[Records excerpted from a collection]
# # # # # # #
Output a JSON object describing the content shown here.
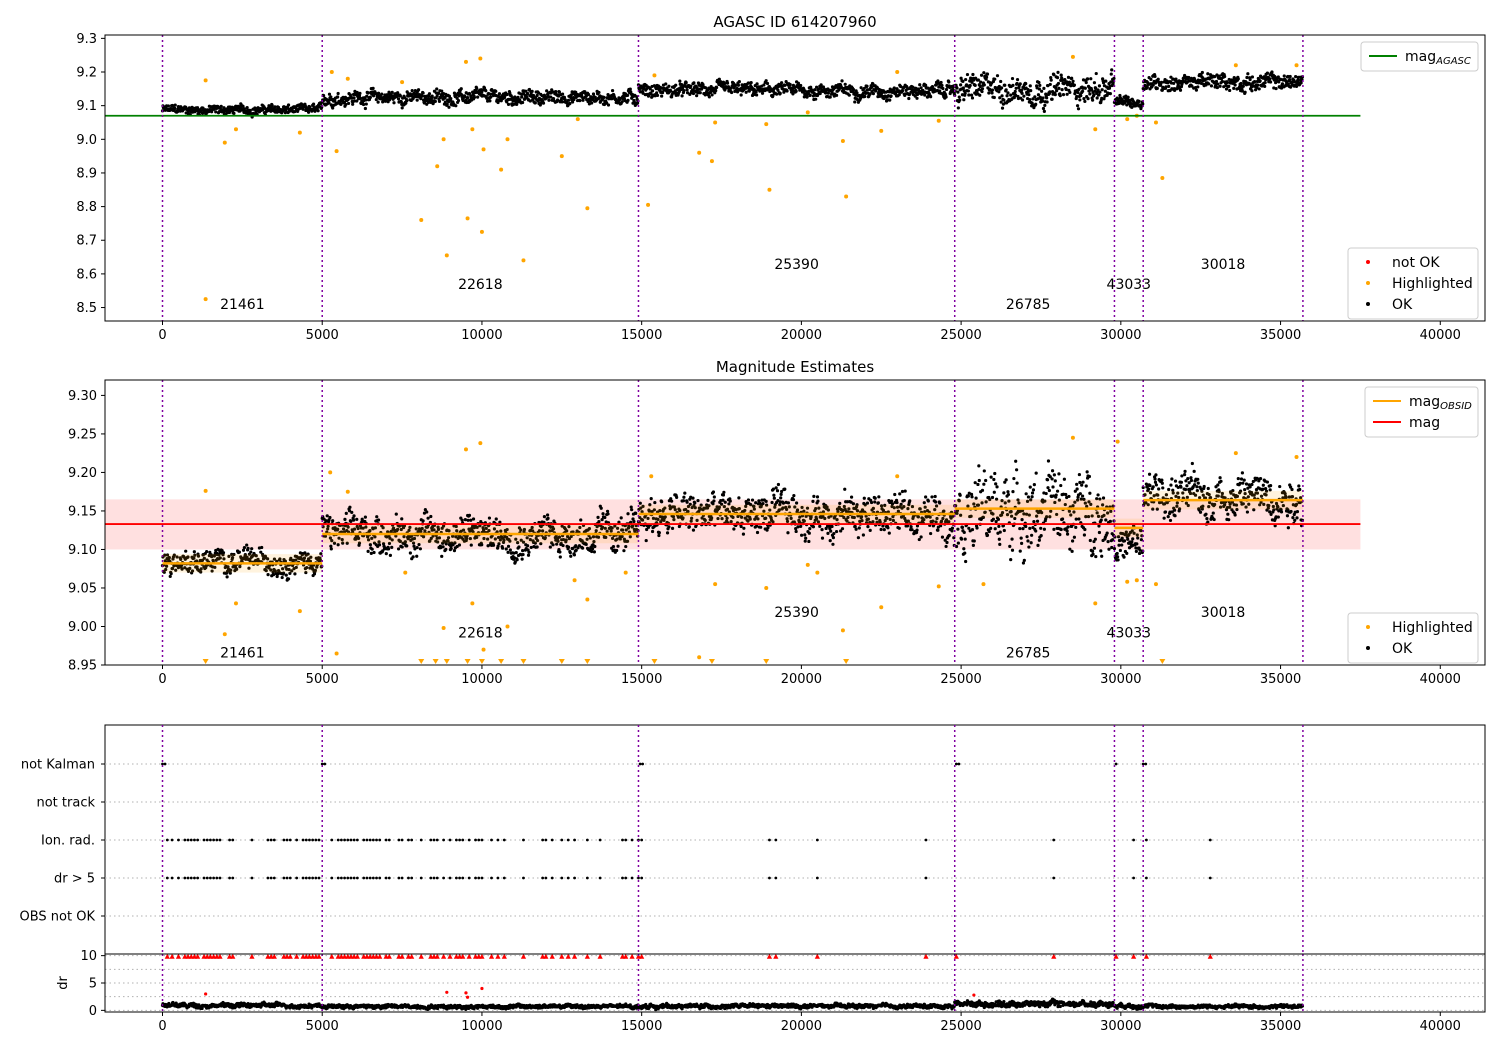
{
  "chart_data": [
    {
      "type": "scatter",
      "title": "AGASC ID 614207960",
      "xlim": [
        -1800,
        41400
      ],
      "ylim": [
        8.46,
        9.31
      ],
      "yticks": [
        8.5,
        8.6,
        8.7,
        8.8,
        8.9,
        9.0,
        9.1,
        9.2,
        9.3
      ],
      "ytick_labels": [
        "8.5",
        "8.6",
        "8.7",
        "8.8",
        "8.9",
        "9.0",
        "9.1",
        "9.2",
        "9.3"
      ],
      "xticks": [
        0,
        5000,
        10000,
        15000,
        20000,
        25000,
        30000,
        35000,
        40000
      ],
      "xtick_labels": [
        "0",
        "5000",
        "10000",
        "15000",
        "20000",
        "25000",
        "30000",
        "35000",
        "40000"
      ],
      "hlines": [
        {
          "name": "mag_AGASC",
          "y": 9.07,
          "xmin": -1800,
          "xmax": 37500,
          "color": "#008000"
        }
      ],
      "obs_boundaries": [
        0,
        5000,
        14900,
        24800,
        29800,
        30700,
        35700
      ],
      "obs_labels": [
        {
          "text": "21461",
          "x": 2500,
          "y": 8.495
        },
        {
          "text": "22618",
          "x": 9950,
          "y": 8.555
        },
        {
          "text": "25390",
          "x": 19850,
          "y": 8.615
        },
        {
          "text": "26785",
          "x": 27100,
          "y": 8.495
        },
        {
          "text": "43033",
          "x": 30250,
          "y": 8.555
        },
        {
          "text": "30018",
          "x": 33200,
          "y": 8.615
        }
      ],
      "band_series": {
        "name": "OK",
        "color": "#000000",
        "segments": [
          {
            "x0": 0,
            "x1": 5000,
            "lo": 9.065,
            "hi": 9.11
          },
          {
            "x0": 5000,
            "x1": 14900,
            "lo": 9.09,
            "hi": 9.16
          },
          {
            "x0": 14900,
            "x1": 24800,
            "lo": 9.11,
            "hi": 9.18
          },
          {
            "x0": 24800,
            "x1": 29800,
            "lo": 9.08,
            "hi": 9.22
          },
          {
            "x0": 29800,
            "x1": 30700,
            "lo": 9.08,
            "hi": 9.14
          },
          {
            "x0": 30700,
            "x1": 35700,
            "lo": 9.13,
            "hi": 9.21
          }
        ]
      },
      "highlighted_points": [
        [
          1350,
          9.175
        ],
        [
          1350,
          8.525
        ],
        [
          1950,
          8.99
        ],
        [
          2300,
          9.03
        ],
        [
          4300,
          9.02
        ],
        [
          5300,
          9.2
        ],
        [
          5450,
          8.965
        ],
        [
          5800,
          9.18
        ],
        [
          7500,
          9.17
        ],
        [
          8100,
          8.76
        ],
        [
          8600,
          8.92
        ],
        [
          8800,
          9.0
        ],
        [
          8900,
          8.655
        ],
        [
          9500,
          9.23
        ],
        [
          9550,
          8.765
        ],
        [
          9700,
          9.03
        ],
        [
          9950,
          9.24
        ],
        [
          10000,
          8.725
        ],
        [
          10050,
          8.97
        ],
        [
          10600,
          8.91
        ],
        [
          10800,
          9.0
        ],
        [
          11300,
          8.64
        ],
        [
          12500,
          8.95
        ],
        [
          13000,
          9.06
        ],
        [
          13300,
          8.795
        ],
        [
          15200,
          8.805
        ],
        [
          15400,
          9.19
        ],
        [
          16800,
          8.96
        ],
        [
          17200,
          8.935
        ],
        [
          17300,
          9.05
        ],
        [
          18900,
          9.045
        ],
        [
          19000,
          8.85
        ],
        [
          20200,
          9.08
        ],
        [
          21300,
          8.995
        ],
        [
          21400,
          8.83
        ],
        [
          22500,
          9.025
        ],
        [
          23000,
          9.2
        ],
        [
          24300,
          9.055
        ],
        [
          28500,
          9.245
        ],
        [
          29200,
          9.03
        ],
        [
          30200,
          9.06
        ],
        [
          30500,
          9.07
        ],
        [
          31100,
          9.05
        ],
        [
          31300,
          8.885
        ],
        [
          33600,
          9.22
        ],
        [
          35500,
          9.22
        ]
      ],
      "legend": {
        "placement": "upper-right",
        "entries": [
          {
            "label": "mag",
            "sub": "AGASC",
            "kind": "line",
            "color": "#008000"
          }
        ]
      },
      "legend2": {
        "placement": "lower-right",
        "entries": [
          {
            "label": "not OK",
            "kind": "dot",
            "color": "#ff0000"
          },
          {
            "label": "Highlighted",
            "kind": "dot",
            "color": "#ffa500"
          },
          {
            "label": "OK",
            "kind": "dot",
            "color": "#000000"
          }
        ]
      }
    },
    {
      "type": "scatter",
      "title": "Magnitude Estimates",
      "xlim": [
        -1800,
        41400
      ],
      "ylim": [
        8.95,
        9.32
      ],
      "yticks": [
        8.95,
        9.0,
        9.05,
        9.1,
        9.15,
        9.2,
        9.25,
        9.3
      ],
      "ytick_labels": [
        "8.95",
        "9.00",
        "9.05",
        "9.10",
        "9.15",
        "9.20",
        "9.25",
        "9.30"
      ],
      "xticks": [
        0,
        5000,
        10000,
        15000,
        20000,
        25000,
        30000,
        35000,
        40000
      ],
      "xtick_labels": [
        "0",
        "5000",
        "10000",
        "15000",
        "20000",
        "25000",
        "30000",
        "35000",
        "40000"
      ],
      "mag": {
        "name": "mag",
        "y": 9.133,
        "band": [
          9.1,
          9.165
        ],
        "xmin": -1800,
        "xmax": 37500,
        "color": "#ff0000"
      },
      "mag_obsid": [
        {
          "x0": 0,
          "x1": 5000,
          "y": 9.082
        },
        {
          "x0": 5000,
          "x1": 14900,
          "y": 9.12
        },
        {
          "x0": 14900,
          "x1": 24800,
          "y": 9.146
        },
        {
          "x0": 24800,
          "x1": 29800,
          "y": 9.153
        },
        {
          "x0": 29800,
          "x1": 30700,
          "y": 9.128
        },
        {
          "x0": 30700,
          "x1": 35700,
          "y": 9.164
        }
      ],
      "obs_boundaries": [
        0,
        5000,
        14900,
        24800,
        29800,
        30700,
        35700
      ],
      "obs_labels": [
        {
          "text": "21461",
          "x": 2500,
          "y": 8.96
        },
        {
          "text": "22618",
          "x": 9950,
          "y": 8.986
        },
        {
          "text": "25390",
          "x": 19850,
          "y": 9.012
        },
        {
          "text": "26785",
          "x": 27100,
          "y": 8.96
        },
        {
          "text": "43033",
          "x": 30250,
          "y": 8.986
        },
        {
          "text": "30018",
          "x": 33200,
          "y": 9.012
        }
      ],
      "band_series": {
        "name": "OK",
        "color": "#000000",
        "segments": [
          {
            "x0": 0,
            "x1": 5000,
            "lo": 9.06,
            "hi": 9.11
          },
          {
            "x0": 5000,
            "x1": 14900,
            "lo": 9.08,
            "hi": 9.16
          },
          {
            "x0": 14900,
            "x1": 24800,
            "lo": 9.1,
            "hi": 9.19
          },
          {
            "x0": 24800,
            "x1": 29800,
            "lo": 9.07,
            "hi": 9.23
          },
          {
            "x0": 29800,
            "x1": 30700,
            "lo": 9.07,
            "hi": 9.14
          },
          {
            "x0": 30700,
            "x1": 35700,
            "lo": 9.12,
            "hi": 9.22
          }
        ]
      },
      "highlighted_points": [
        [
          1350,
          9.176
        ],
        [
          2300,
          9.03
        ],
        [
          1950,
          8.99
        ],
        [
          4300,
          9.02
        ],
        [
          5250,
          9.2
        ],
        [
          5450,
          8.965
        ],
        [
          5800,
          9.175
        ],
        [
          7600,
          9.07
        ],
        [
          8800,
          8.998
        ],
        [
          9500,
          9.23
        ],
        [
          9700,
          9.03
        ],
        [
          9950,
          9.238
        ],
        [
          10050,
          8.97
        ],
        [
          10800,
          9.0
        ],
        [
          12900,
          9.06
        ],
        [
          13300,
          9.035
        ],
        [
          14500,
          9.07
        ],
        [
          15300,
          9.195
        ],
        [
          16800,
          8.96
        ],
        [
          17300,
          9.055
        ],
        [
          18900,
          9.05
        ],
        [
          20200,
          9.08
        ],
        [
          20500,
          9.07
        ],
        [
          21300,
          8.995
        ],
        [
          22500,
          9.025
        ],
        [
          23000,
          9.195
        ],
        [
          24300,
          9.052
        ],
        [
          25700,
          9.055
        ],
        [
          28500,
          9.245
        ],
        [
          29200,
          9.03
        ],
        [
          29900,
          9.24
        ],
        [
          30200,
          9.058
        ],
        [
          30500,
          9.06
        ],
        [
          31100,
          9.055
        ],
        [
          33600,
          9.225
        ],
        [
          35500,
          9.22
        ]
      ],
      "off_scale_markers": [
        1350,
        8100,
        8550,
        8900,
        9550,
        10000,
        10600,
        11300,
        12500,
        13300,
        15400,
        17200,
        18900,
        21400,
        31300
      ],
      "legend": {
        "placement": "upper-right",
        "entries": [
          {
            "label": "mag",
            "sub": "OBSID",
            "kind": "line",
            "color": "#ffa500"
          },
          {
            "label": "mag",
            "kind": "line",
            "color": "#ff0000"
          }
        ]
      },
      "legend2": {
        "placement": "lower-right",
        "entries": [
          {
            "label": "Highlighted",
            "kind": "dot",
            "color": "#ffa500"
          },
          {
            "label": "OK",
            "kind": "dot",
            "color": "#000000"
          }
        ]
      }
    },
    {
      "type": "scatter",
      "title": "",
      "xlim": [
        -1800,
        41400
      ],
      "categories": [
        "not Kalman",
        "not track",
        "Ion. rad.",
        "dr > 5",
        "OBS not OK"
      ],
      "flag_x": {
        "not Kalman": [
          0,
          80,
          5000,
          5080,
          14950,
          15030,
          24850,
          24930,
          29850,
          30700,
          30780
        ],
        "not track": [],
        "Ion. rad.": [
          150,
          300,
          500,
          700,
          800,
          900,
          1000,
          1100,
          1300,
          1400,
          1500,
          1600,
          1700,
          1800,
          2100,
          2200,
          2800,
          3300,
          3400,
          3500,
          3800,
          3900,
          4000,
          4200,
          4400,
          4500,
          4600,
          4700,
          4800,
          4900,
          5300,
          5500,
          5600,
          5700,
          5800,
          5900,
          6000,
          6100,
          6300,
          6400,
          6500,
          6600,
          6700,
          6800,
          7000,
          7100,
          7400,
          7500,
          7700,
          7800,
          8100,
          8400,
          8500,
          8600,
          8800,
          9000,
          9200,
          9300,
          9400,
          9600,
          9800,
          9900,
          10000,
          10300,
          10500,
          10700,
          11300,
          11900,
          12000,
          12200,
          12500,
          12700,
          12900,
          13300,
          13700,
          14400,
          14500,
          14700,
          14900,
          15000,
          19000,
          19200,
          20500,
          23900,
          27900,
          30400,
          30800,
          32800
        ],
        "dr > 5": [
          150,
          300,
          500,
          700,
          800,
          900,
          1000,
          1100,
          1300,
          1400,
          1500,
          1600,
          1700,
          1800,
          2100,
          2200,
          2800,
          3300,
          3400,
          3500,
          3800,
          3900,
          4000,
          4200,
          4400,
          4500,
          4600,
          4700,
          4800,
          4900,
          5300,
          5500,
          5600,
          5700,
          5800,
          5900,
          6000,
          6100,
          6300,
          6400,
          6500,
          6600,
          6700,
          6800,
          7000,
          7100,
          7400,
          7500,
          7700,
          7800,
          8100,
          8400,
          8500,
          8600,
          8800,
          9000,
          9200,
          9300,
          9400,
          9600,
          9800,
          9900,
          10000,
          10300,
          10500,
          10700,
          11300,
          11900,
          12000,
          12200,
          12500,
          12700,
          12900,
          13300,
          13700,
          14400,
          14500,
          14700,
          14900,
          15000,
          19000,
          19200,
          20500,
          23900,
          27900,
          30400,
          30800,
          32800
        ],
        "OBS not OK": []
      }
    },
    {
      "type": "scatter",
      "ylabel": "dr",
      "xlim": [
        -1800,
        41400
      ],
      "ylim": [
        -0.3,
        10.3
      ],
      "yticks": [
        0,
        5,
        10
      ],
      "ytick_labels": [
        "0",
        "5",
        "10"
      ],
      "minor_grid": [
        2.5,
        7.5
      ],
      "xticks": [
        0,
        5000,
        10000,
        15000,
        20000,
        25000,
        30000,
        35000,
        40000
      ],
      "xtick_labels": [
        "0",
        "5000",
        "10000",
        "15000",
        "20000",
        "25000",
        "30000",
        "35000",
        "40000"
      ],
      "band_series": {
        "name": "dr",
        "color": "#000000",
        "segments": [
          {
            "x0": 0,
            "x1": 5000,
            "lo": 0.2,
            "hi": 1.6
          },
          {
            "x0": 5000,
            "x1": 14900,
            "lo": 0.1,
            "hi": 1.3
          },
          {
            "x0": 14900,
            "x1": 24800,
            "lo": 0.1,
            "hi": 1.4
          },
          {
            "x0": 24800,
            "x1": 29800,
            "lo": 0.3,
            "hi": 2.1
          },
          {
            "x0": 29800,
            "x1": 30700,
            "lo": 0.2,
            "hi": 1.6
          },
          {
            "x0": 30700,
            "x1": 35700,
            "lo": 0.1,
            "hi": 1.3
          }
        ]
      },
      "clipped_x": [
        150,
        300,
        500,
        700,
        800,
        900,
        1000,
        1100,
        1300,
        1400,
        1500,
        1600,
        1700,
        1800,
        2100,
        2200,
        2800,
        3300,
        3400,
        3500,
        3800,
        3900,
        4000,
        4200,
        4400,
        4500,
        4600,
        4700,
        4800,
        4900,
        5300,
        5500,
        5600,
        5700,
        5800,
        5900,
        6000,
        6100,
        6300,
        6400,
        6500,
        6600,
        6700,
        6800,
        7000,
        7100,
        7400,
        7500,
        7700,
        7800,
        8100,
        8400,
        8500,
        8600,
        8800,
        9000,
        9200,
        9300,
        9400,
        9600,
        9800,
        9900,
        10000,
        10300,
        10500,
        10700,
        11300,
        11900,
        12000,
        12200,
        12500,
        12700,
        12900,
        13300,
        13700,
        14400,
        14500,
        14700,
        14900,
        15000,
        19000,
        19200,
        20500,
        23900,
        24850,
        27900,
        29850,
        30400,
        30800,
        32800
      ],
      "red_points": [
        [
          1350,
          3.0
        ],
        [
          8900,
          3.3
        ],
        [
          9500,
          3.2
        ],
        [
          10000,
          4.0
        ],
        [
          9550,
          2.4
        ],
        [
          25400,
          2.8
        ]
      ],
      "obs_boundaries": [
        0,
        5000,
        14900,
        24800,
        29800,
        30700,
        35700
      ]
    }
  ]
}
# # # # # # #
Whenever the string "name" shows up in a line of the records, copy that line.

          "name": "mag_AGASC",
        "name": "OK",
        "name": "mag",
        "name": "OK",
        "name": "dr",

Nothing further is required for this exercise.